“In healthcare, building projects typically need to meet many requirements. Even though there is no perfect environmentally preferred solution overall, the four experts agree that the products chosen need to meet a project’s desired aesthetic, provide ergonomic comfort, have acoustic qualities, be durable and stain resistant, support infection control, have inherent antimicrobial properties, and support good indoor air quality—with an approved green maintenance protocol.”
Janet Brown, EDAC, can be reached at email@example.com.
The Healthier Hospitals Initiative
“Every day, patients and workers are exposed to a wide array of chemicals in hospitals and health care facilities. More chemicals are used in health care than in any other sector. Many of these chemicals have been shown to have a lasting negative effect on individual health, public health and the environment.”
Excellent post! I hope you do not mind if I repost. In the U.S., we are so far behind Canada when it comes to dealing with all of this. We need better laws to protect us. Thank you for writing such a wonderful article about how dangerous hospitals and doctors’ offices can be for people who are and can be injured by fragrances!
Please do share!
It’s also included in the Environmental Health Barriers Toolkit from NCIL (National Council on Independent Living), where you can find even more resources. The link for their page is in the sidebar in the Human Rights section.
Perfect timing for the post. My dad goes fragrance free for me, and yet, I just had to tell him to leave my house. He had taken my mom to dialysis. While he waited — a lady a seat over had perfume on — although he had left there 2 1/2 hours ago before coming to my house — I broke out in hives amongst other reactions. That one person not only contaminated their car but my house 30 miles away.
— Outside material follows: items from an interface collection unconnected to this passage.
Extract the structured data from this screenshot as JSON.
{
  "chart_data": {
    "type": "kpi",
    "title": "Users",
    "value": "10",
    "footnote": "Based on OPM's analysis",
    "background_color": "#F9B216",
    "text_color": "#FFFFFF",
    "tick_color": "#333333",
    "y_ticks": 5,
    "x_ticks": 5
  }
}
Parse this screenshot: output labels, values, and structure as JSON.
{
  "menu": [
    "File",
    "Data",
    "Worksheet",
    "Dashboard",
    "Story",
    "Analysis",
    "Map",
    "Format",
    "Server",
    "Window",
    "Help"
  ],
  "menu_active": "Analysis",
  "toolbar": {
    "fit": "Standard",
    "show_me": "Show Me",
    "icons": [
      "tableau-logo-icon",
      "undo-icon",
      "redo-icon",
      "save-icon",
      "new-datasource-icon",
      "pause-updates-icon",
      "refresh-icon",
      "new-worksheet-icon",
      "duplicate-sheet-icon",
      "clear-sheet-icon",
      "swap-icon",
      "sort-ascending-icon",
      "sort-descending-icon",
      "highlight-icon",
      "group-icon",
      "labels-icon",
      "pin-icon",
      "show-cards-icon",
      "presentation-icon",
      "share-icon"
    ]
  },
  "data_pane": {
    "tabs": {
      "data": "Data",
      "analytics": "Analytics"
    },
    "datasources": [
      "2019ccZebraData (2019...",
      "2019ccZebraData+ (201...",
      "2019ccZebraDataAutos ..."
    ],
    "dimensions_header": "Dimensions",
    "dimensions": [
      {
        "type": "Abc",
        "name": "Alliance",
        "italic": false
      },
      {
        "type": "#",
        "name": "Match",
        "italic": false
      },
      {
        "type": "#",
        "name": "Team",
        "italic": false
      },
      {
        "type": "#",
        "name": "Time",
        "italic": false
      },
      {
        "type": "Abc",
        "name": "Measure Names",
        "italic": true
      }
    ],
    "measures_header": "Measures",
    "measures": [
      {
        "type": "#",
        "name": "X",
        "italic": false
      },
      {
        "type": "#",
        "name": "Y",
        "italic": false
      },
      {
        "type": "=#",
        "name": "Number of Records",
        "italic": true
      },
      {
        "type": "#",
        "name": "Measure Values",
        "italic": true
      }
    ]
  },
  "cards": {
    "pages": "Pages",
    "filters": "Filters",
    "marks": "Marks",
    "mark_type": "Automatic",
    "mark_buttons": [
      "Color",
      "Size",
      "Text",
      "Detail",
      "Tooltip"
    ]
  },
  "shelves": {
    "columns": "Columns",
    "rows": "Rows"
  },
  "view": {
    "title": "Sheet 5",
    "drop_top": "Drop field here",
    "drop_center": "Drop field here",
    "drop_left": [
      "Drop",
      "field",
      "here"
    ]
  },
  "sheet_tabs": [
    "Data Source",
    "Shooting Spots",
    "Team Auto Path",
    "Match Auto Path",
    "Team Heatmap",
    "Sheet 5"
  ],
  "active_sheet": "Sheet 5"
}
If you can’t even safely go to a medical facility where can you go.
Ugh! So sorry…
Just like smoke, 2nd and 3rd hand fragrances can cause harm way down the line, and medical establishments of all places, should know better and actually enforce policies by segregating the polluters to protect the people who need to breathe clean air
We certainly do need to consider flipping the “solution” from segregating those who need fresh air to instead segregating those who chose to use toxic fragrances.
Fragrance Free Implementation Kit
Fragrance Ingredients & Disclosure
Reports: Fragrance Chemicals
Great info can I use your graphic, I will take it down if you want me to.
Thanks for asking. And thanks for giving credit!